### Data to use ###
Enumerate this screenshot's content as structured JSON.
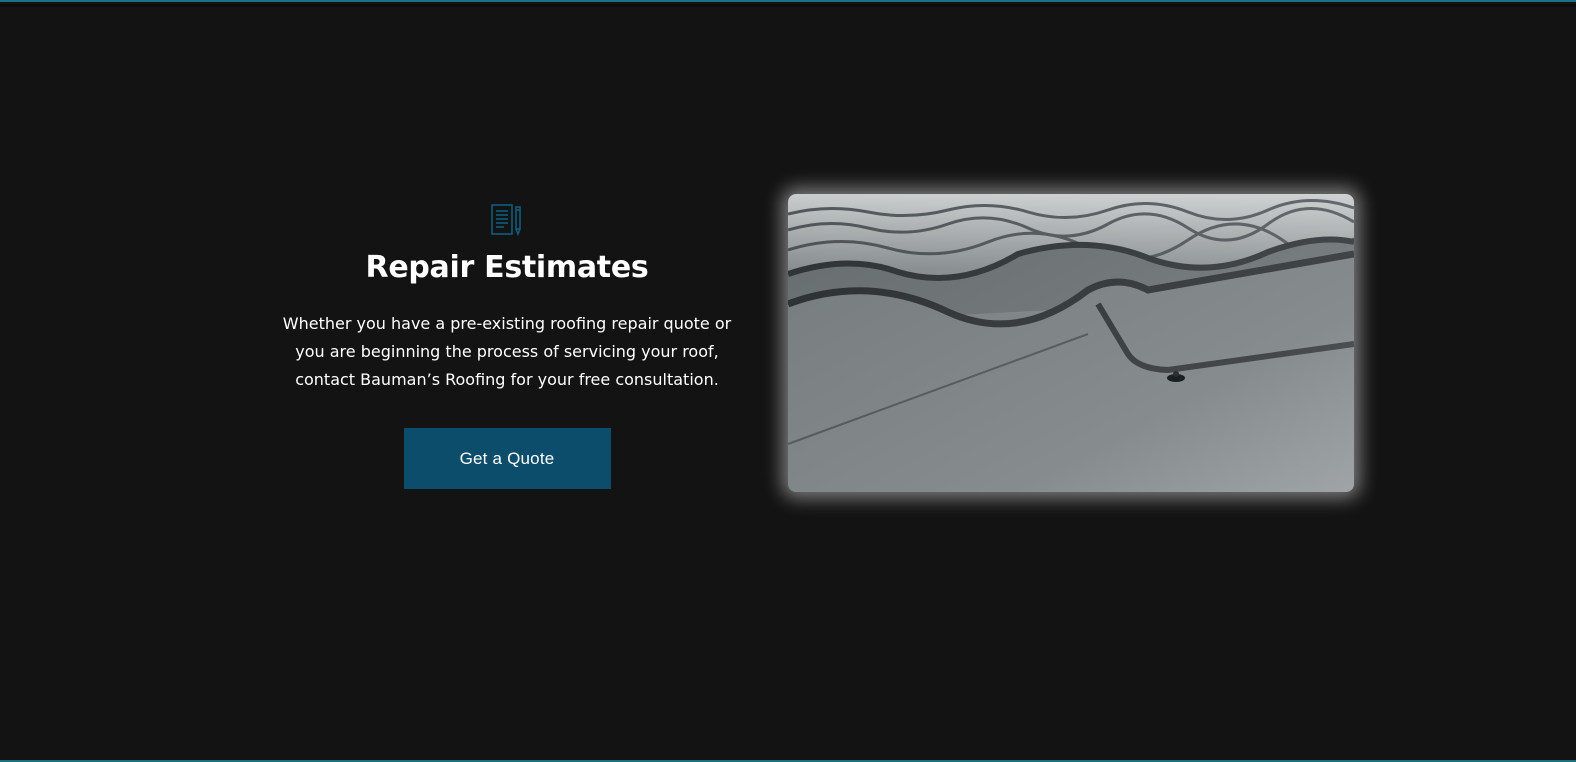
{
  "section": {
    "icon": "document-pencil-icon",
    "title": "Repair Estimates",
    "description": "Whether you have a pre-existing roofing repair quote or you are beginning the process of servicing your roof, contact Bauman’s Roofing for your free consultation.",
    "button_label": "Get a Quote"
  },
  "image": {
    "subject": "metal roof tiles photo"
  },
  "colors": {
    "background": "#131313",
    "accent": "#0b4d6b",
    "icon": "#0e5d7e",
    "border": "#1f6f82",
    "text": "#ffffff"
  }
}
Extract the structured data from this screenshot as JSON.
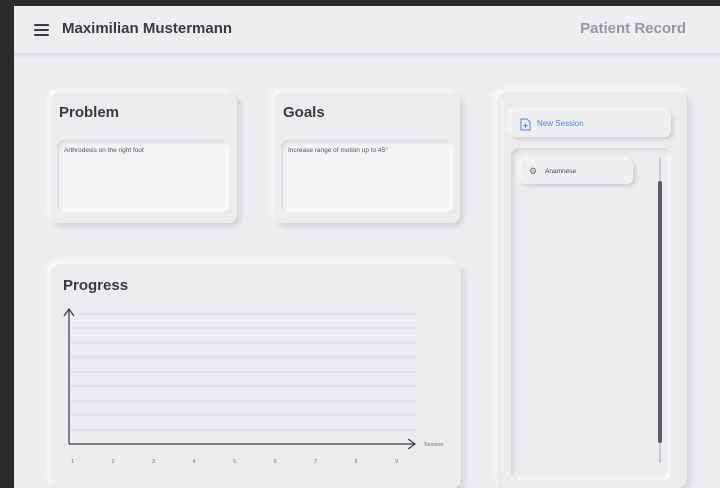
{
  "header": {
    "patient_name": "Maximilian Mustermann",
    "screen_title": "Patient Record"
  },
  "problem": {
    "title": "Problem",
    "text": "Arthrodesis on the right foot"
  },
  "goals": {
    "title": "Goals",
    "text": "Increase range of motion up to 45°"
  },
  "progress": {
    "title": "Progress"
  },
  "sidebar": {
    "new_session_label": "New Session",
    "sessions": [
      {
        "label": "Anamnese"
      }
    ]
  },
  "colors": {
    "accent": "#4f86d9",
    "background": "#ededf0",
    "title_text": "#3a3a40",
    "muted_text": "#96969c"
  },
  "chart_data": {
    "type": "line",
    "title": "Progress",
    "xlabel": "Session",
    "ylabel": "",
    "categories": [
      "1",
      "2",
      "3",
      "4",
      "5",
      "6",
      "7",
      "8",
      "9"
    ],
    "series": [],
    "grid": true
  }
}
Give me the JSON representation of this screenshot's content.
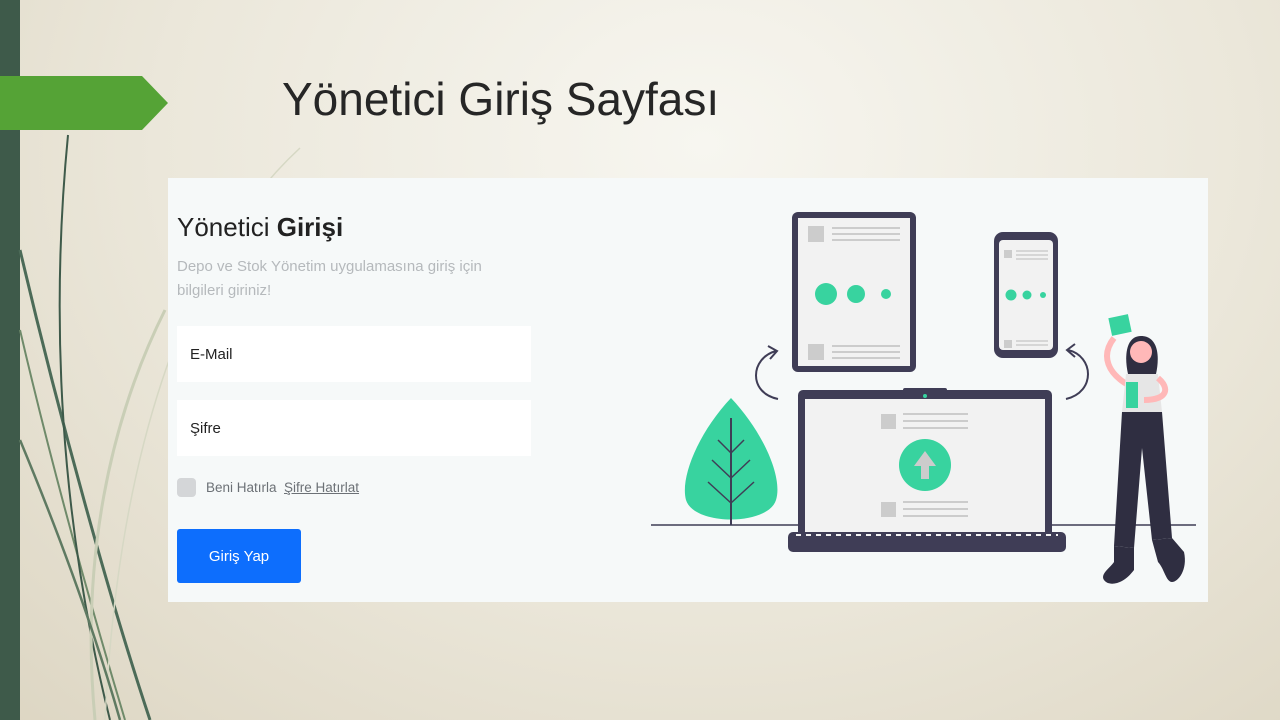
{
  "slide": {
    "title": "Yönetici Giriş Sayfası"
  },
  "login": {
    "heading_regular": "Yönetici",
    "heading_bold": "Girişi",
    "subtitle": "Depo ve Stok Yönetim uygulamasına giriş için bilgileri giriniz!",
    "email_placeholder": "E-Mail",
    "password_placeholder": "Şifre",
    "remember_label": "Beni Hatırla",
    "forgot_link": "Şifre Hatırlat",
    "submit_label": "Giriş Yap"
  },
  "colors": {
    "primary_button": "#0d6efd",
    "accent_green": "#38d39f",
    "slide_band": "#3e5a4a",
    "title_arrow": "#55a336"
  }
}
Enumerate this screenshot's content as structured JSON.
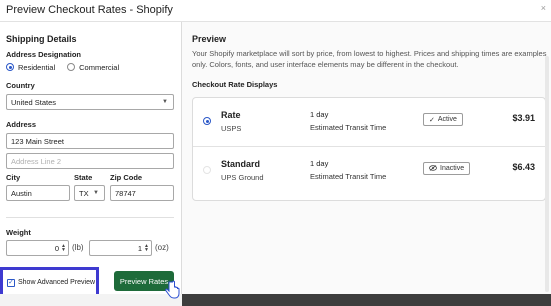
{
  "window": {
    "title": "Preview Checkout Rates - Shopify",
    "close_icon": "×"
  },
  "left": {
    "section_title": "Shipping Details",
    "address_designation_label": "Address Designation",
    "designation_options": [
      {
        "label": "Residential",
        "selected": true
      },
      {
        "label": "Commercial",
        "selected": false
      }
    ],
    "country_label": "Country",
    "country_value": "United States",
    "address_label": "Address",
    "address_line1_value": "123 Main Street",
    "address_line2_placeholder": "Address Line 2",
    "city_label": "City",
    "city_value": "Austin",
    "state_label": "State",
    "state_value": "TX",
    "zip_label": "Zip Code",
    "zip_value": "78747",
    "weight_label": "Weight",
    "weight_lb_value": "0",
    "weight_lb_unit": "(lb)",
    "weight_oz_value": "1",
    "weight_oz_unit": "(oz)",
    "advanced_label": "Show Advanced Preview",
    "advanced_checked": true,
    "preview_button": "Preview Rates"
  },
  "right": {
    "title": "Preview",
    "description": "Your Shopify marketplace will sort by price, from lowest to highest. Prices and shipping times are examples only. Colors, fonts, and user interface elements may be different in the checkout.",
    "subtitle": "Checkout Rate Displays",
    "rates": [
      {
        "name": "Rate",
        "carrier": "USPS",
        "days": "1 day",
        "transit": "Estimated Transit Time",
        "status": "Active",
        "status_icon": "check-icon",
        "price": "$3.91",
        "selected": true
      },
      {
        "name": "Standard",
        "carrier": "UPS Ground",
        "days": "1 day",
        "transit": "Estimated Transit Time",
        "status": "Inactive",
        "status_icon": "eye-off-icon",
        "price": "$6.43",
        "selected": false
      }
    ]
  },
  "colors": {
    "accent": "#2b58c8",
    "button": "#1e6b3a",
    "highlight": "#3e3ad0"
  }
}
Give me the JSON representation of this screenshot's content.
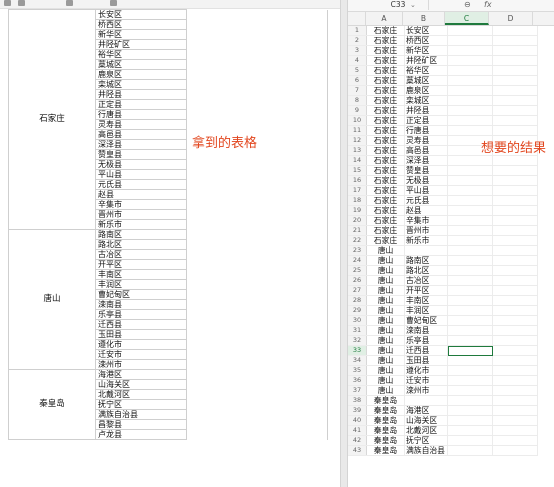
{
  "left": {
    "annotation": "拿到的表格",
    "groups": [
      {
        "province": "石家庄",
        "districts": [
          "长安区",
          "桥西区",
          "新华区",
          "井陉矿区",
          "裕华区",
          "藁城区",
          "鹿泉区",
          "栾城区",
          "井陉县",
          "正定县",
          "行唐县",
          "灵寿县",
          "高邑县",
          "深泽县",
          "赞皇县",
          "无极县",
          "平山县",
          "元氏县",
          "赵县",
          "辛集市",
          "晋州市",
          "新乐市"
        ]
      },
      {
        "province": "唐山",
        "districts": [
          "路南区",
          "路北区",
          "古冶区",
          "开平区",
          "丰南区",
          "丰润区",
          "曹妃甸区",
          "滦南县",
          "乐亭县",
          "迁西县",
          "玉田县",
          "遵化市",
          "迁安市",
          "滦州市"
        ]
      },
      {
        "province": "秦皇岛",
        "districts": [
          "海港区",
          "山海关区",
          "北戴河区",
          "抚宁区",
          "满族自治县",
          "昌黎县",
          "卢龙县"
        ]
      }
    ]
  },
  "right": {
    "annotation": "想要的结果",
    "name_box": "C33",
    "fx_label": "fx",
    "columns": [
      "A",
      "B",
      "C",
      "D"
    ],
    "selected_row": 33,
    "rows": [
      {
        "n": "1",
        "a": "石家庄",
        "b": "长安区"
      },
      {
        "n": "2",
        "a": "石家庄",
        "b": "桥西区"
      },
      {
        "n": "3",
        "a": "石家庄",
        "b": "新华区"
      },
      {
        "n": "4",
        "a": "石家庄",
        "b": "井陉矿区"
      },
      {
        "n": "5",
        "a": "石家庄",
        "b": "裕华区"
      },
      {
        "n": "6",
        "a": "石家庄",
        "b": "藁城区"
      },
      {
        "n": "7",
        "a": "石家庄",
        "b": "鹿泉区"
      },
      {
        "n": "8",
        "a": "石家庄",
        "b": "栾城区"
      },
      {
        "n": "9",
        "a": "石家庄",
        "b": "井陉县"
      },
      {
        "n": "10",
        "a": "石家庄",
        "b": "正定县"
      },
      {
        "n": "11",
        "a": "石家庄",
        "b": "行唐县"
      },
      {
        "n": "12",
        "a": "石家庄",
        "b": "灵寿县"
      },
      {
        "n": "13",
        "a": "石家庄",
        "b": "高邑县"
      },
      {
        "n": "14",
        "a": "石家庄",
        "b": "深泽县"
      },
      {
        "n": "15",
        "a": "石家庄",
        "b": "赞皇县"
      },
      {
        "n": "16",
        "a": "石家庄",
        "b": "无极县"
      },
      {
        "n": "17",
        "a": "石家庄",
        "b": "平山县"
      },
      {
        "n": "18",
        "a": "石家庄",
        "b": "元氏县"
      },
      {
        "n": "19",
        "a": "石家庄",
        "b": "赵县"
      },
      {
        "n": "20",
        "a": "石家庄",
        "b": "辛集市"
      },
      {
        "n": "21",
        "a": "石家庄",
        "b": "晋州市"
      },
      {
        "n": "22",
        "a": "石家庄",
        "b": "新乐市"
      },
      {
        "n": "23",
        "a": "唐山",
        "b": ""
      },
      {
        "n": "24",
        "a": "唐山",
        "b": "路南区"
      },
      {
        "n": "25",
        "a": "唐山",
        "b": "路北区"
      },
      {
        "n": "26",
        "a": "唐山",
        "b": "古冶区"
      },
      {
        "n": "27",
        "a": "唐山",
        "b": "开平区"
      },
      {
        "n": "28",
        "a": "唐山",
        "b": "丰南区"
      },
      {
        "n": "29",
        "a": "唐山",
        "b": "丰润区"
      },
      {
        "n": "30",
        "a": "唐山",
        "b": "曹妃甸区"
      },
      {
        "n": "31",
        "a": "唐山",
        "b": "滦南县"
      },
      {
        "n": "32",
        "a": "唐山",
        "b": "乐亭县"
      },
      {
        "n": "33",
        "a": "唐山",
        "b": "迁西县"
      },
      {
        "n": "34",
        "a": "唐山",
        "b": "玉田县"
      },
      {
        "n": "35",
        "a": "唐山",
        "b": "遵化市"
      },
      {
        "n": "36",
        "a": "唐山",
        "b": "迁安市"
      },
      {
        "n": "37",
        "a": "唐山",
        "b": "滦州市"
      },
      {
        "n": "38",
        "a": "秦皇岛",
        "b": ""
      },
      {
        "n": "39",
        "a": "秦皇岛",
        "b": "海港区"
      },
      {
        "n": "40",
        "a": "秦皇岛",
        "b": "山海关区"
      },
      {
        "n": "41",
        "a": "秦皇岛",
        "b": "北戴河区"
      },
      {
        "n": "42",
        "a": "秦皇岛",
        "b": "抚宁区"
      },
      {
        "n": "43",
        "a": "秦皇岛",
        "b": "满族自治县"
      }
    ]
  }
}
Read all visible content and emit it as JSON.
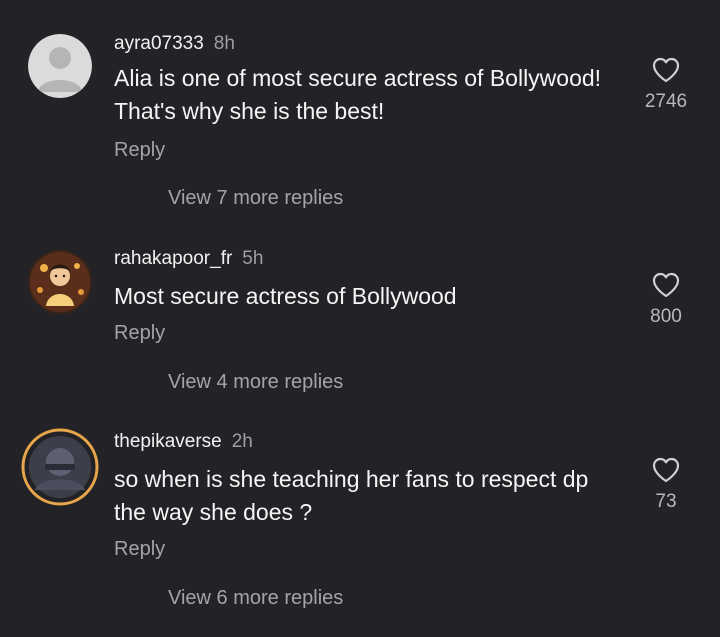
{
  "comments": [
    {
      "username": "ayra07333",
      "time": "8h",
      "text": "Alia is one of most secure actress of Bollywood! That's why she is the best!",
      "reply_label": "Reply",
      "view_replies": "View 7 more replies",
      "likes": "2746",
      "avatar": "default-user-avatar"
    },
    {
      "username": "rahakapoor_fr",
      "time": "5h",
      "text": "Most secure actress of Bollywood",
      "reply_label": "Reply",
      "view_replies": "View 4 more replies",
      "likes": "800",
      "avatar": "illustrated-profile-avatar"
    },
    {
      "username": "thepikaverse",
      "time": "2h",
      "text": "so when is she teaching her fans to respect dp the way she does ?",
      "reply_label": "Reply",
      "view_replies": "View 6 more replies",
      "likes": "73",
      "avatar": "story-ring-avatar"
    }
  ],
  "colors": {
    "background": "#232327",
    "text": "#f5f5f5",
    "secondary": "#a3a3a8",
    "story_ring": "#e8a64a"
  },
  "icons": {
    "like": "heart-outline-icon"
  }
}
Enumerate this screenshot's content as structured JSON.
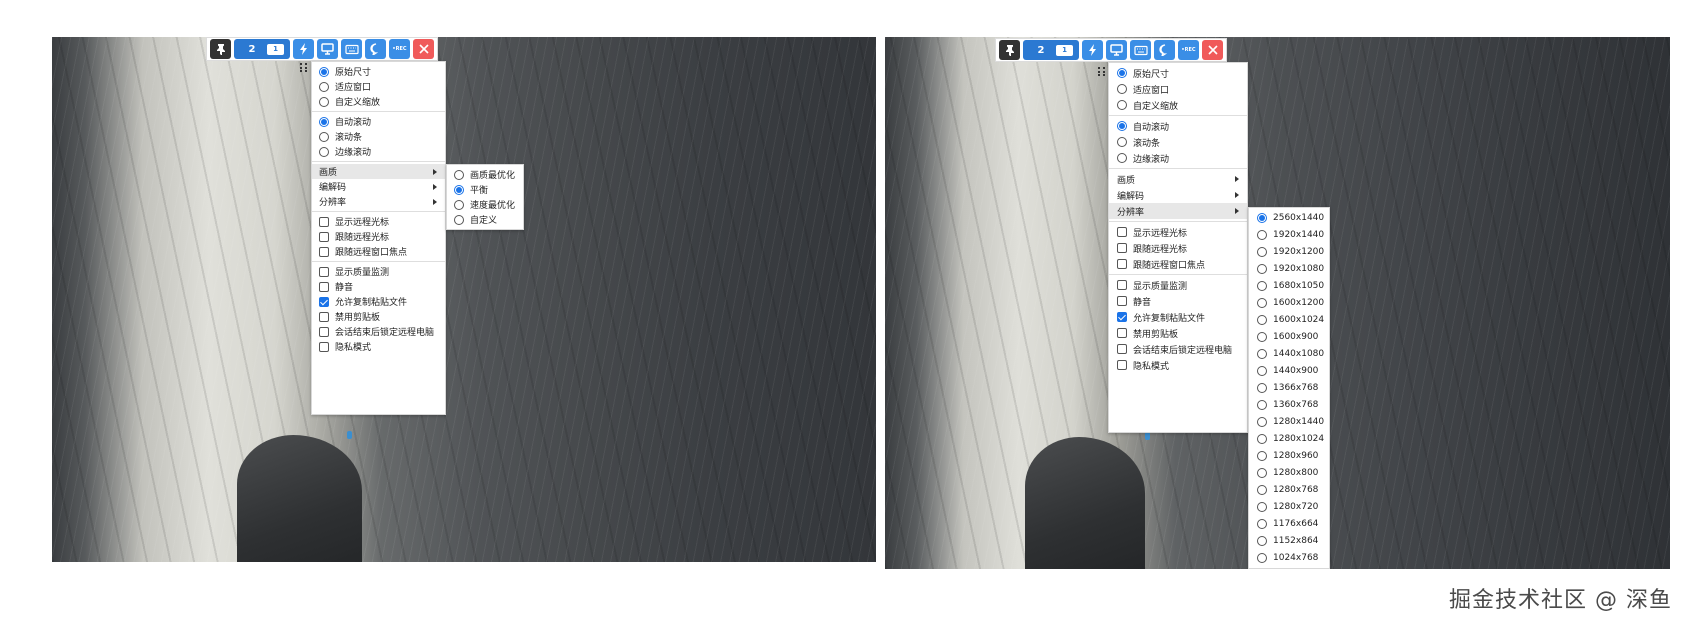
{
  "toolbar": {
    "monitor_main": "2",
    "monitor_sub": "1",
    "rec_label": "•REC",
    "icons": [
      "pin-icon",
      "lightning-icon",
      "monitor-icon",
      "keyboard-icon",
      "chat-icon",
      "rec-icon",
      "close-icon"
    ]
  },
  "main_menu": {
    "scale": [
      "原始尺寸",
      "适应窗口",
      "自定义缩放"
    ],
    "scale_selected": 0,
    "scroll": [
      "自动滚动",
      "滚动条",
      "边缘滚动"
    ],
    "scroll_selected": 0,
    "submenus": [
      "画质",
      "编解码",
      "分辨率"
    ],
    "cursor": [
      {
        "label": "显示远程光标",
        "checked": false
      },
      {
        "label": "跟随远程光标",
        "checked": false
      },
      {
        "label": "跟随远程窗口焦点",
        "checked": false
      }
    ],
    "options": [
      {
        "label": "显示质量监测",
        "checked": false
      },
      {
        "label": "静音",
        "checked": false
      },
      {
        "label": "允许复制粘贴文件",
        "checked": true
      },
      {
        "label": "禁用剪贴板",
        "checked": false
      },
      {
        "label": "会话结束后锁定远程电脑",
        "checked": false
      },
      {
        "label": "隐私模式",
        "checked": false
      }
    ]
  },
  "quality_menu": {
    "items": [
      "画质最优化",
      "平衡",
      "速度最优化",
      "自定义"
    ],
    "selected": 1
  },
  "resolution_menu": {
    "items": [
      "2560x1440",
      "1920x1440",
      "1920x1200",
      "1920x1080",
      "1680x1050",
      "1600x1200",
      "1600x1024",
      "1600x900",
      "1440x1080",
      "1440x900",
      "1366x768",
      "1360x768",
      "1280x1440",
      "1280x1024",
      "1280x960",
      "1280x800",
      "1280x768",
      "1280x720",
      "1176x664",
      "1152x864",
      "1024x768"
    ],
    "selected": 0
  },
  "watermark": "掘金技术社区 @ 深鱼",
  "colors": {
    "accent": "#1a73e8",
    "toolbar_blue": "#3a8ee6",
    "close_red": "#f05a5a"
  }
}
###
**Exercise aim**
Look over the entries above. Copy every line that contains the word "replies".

**Answer for this exercise**
      "view_replies": "View 7 more replies",
      "view_replies": "View 4 more replies",
      "view_replies": "View 6 more replies",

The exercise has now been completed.